Scandinavian wolf conservation and Sweden travel log

wolf

 This past spring the Swedish Environmental Protection Agency (SEPA) asked Scott to conduct an independent assessment on the viability of the recently recolonized wolf population in Scandinavia, and to provide recommendations for appropriate science-based criteria to ensure that the wolf population in Sweden was reaching or maintaining “favorable conservation status” (FCS) according to European Union guidelines.  FCS is somewhat similar to the status a species listed under the Endangered Species Act here in the United States must reach in order to be de-listed, though FCS is oriented as a positive goal.

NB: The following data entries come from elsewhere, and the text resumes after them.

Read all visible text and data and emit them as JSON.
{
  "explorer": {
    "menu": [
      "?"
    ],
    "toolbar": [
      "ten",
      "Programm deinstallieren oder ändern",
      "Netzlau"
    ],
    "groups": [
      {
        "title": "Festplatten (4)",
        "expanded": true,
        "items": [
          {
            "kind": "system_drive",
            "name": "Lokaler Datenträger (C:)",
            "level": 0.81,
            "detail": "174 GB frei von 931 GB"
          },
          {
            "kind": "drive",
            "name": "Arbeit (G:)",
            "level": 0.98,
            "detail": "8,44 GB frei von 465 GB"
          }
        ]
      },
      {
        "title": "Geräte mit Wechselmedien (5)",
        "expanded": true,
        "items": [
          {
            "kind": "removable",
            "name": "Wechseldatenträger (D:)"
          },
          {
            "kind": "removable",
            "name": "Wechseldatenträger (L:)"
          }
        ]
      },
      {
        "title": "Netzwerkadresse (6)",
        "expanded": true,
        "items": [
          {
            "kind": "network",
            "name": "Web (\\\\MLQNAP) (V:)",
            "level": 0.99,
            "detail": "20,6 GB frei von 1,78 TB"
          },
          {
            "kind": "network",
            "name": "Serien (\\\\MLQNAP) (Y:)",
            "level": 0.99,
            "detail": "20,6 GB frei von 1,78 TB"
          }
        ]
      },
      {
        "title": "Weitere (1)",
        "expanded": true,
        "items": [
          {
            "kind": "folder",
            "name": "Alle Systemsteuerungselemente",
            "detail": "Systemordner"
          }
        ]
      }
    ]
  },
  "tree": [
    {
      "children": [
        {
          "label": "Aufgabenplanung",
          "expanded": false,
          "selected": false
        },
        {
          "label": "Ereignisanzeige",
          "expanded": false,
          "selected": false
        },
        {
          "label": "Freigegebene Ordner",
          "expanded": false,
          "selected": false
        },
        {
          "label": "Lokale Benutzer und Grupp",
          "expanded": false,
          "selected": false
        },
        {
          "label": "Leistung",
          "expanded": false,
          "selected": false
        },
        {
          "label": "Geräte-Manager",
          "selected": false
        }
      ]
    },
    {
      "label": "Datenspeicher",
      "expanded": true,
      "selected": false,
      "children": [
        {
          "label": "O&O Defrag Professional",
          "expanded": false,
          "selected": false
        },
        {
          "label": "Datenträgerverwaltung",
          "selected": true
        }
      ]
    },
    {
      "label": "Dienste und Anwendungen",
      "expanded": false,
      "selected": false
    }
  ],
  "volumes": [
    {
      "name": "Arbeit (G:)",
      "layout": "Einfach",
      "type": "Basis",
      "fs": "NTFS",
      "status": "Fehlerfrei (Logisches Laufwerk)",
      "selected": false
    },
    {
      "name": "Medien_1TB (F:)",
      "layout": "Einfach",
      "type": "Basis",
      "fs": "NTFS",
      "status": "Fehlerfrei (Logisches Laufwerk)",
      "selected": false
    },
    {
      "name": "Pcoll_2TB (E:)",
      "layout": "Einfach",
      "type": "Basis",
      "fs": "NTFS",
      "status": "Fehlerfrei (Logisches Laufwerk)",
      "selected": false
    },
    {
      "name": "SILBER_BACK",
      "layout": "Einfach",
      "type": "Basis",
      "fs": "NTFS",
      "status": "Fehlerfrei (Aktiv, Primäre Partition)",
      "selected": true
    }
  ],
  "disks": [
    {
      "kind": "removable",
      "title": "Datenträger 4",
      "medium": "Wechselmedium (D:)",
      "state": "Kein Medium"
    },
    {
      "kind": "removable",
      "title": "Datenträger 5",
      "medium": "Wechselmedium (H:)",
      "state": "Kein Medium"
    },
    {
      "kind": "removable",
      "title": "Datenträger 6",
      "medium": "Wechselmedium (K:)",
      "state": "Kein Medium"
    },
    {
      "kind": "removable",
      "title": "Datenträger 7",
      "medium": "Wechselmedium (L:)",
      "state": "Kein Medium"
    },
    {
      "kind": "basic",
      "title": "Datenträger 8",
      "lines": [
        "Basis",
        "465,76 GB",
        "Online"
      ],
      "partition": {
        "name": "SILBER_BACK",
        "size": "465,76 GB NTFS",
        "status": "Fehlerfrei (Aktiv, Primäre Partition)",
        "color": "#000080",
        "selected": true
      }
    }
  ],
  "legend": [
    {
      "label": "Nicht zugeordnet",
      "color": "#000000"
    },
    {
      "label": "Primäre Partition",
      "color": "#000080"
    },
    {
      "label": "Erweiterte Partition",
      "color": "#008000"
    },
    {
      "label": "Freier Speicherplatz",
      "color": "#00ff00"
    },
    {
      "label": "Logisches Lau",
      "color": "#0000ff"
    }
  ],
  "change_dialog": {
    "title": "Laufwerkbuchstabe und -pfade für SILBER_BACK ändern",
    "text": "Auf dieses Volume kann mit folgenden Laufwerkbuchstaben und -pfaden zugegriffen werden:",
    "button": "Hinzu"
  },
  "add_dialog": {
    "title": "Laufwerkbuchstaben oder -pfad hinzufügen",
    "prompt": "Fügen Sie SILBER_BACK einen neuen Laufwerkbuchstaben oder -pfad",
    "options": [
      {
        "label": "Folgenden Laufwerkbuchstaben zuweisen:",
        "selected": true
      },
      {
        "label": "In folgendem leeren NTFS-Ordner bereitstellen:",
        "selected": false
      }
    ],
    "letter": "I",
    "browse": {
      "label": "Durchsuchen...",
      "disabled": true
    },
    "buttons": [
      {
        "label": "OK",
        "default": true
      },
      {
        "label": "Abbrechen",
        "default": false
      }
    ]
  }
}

While wolf conservation and management in Scandinavia is extremely controversial – as it is here in the U.S. – Scott decided it would be a challenge worth taking on,  both for the opportunity to deliver science-based recommendations directly to policy makers and to provide his carnivore obsessed graduate student Jennifer Feltner with a taste of what she might be getting into with her own career path.

SEPA also asked the researchers and scientists at SKANDULV, the Scandinavian Wolf Project, to conduct a similar assessment, so that the results of both reports could be compared prior to delivering final recommendations to the Swedish Parliament.

Over the course of the summer, and with additional help from graduate student Alex Kumar, Scott and Jen poured over hundreds of publications, government reports, previous population viability analyses on the Scandinavian wolf population (which primarily occupies Sweden, but also a portion of non-EU member state Norway) and European Union legal documents to write their report, submitting a draft report to SEPA in mid-August.

As this deadline conveniently coincided with the European Mammal Congress in Stockholm which Scott already planned to attend, SEPA invited Scott and Jen to present and discuss their findings, along with the SKANDULV team to a group of managers, policymakers and interested scientists and researchers from Sweden and Norway at a meeting at SEPA headquarters the following week in Stockholm.

In between the conference and the meeting however, Jen and Scott were able to escape to Uppsala for the weekend with Dr. Per Sjögren Gulve, who was not only organizing the SEPA studies, but a former colleague of Scott’s at UC Santa Cruz.  It was a great opportunity to catch up, see some of the Swedish countryside and explore the original conservation biologist – Carl Linnaeus’ – hometown.

The meeting in Stockholm the following Monday included presentations by the Mills team and two separate presentations from the SKANDULV team, which was followed by questioning from the other participants.   There were several heated debates but also a large amount of consensus amongst the different groups.

Following their return to the US, Scott and Jen worked with the SKANDULV team to develop a joint statement of recommendations and areas of consensus for SEPA.  Considering this document, the original reports and the discussions held earlier in Stockholm, SEPA drafted a set of recommendations for the management of the Scandinavian wolf population which was then sent to the Swedish Parliament and made public on SEPA’s website.

We probably won’t know what the Swedish parliament will decide until the end of the year, but we will keep you posted.  Whatever the case is, it was a fascinating process to be involved in, we greatly enjoyed working with the extremely talented teams at SKANDULV and SEPA, and we hope our recommendations will contribute to improved management of both the wolf population and human-wildlife conflict in Sweden.